## ABOUT THIS EXERCISE:
Pull every line containing the word "active" from the records.

## TASK DATA:
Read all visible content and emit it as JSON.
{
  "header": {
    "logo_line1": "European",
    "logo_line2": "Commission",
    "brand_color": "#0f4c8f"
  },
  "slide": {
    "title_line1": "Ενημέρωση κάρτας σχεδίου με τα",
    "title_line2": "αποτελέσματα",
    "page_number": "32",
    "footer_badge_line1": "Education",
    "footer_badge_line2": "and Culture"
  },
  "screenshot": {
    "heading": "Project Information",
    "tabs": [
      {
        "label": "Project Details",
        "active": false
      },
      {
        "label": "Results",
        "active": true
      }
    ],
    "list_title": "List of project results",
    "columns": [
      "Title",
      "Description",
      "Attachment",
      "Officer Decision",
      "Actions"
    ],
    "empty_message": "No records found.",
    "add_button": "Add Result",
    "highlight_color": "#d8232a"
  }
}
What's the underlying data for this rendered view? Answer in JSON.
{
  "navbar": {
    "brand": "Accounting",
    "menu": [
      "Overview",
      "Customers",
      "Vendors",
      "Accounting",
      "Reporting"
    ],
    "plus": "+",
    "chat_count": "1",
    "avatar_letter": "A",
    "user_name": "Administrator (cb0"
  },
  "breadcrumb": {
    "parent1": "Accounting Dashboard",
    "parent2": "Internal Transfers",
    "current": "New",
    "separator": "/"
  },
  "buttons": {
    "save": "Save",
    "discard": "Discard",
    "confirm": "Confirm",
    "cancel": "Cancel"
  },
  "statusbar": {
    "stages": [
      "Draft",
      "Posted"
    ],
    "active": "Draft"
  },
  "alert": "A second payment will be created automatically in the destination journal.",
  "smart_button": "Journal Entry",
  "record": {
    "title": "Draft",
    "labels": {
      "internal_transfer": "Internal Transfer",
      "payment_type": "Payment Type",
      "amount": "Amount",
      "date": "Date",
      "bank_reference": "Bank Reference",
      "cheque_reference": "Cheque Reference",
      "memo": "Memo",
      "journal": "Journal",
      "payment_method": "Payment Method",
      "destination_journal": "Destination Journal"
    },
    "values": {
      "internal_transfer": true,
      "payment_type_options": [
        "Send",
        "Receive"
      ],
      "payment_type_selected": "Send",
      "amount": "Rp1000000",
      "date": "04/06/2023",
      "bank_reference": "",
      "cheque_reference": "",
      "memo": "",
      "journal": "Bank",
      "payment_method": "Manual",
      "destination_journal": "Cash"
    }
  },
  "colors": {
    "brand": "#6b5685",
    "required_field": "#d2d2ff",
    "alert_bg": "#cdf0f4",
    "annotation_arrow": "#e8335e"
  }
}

## ANSWER AREA:
        "active": false
        "active": true
    "active": "Draft"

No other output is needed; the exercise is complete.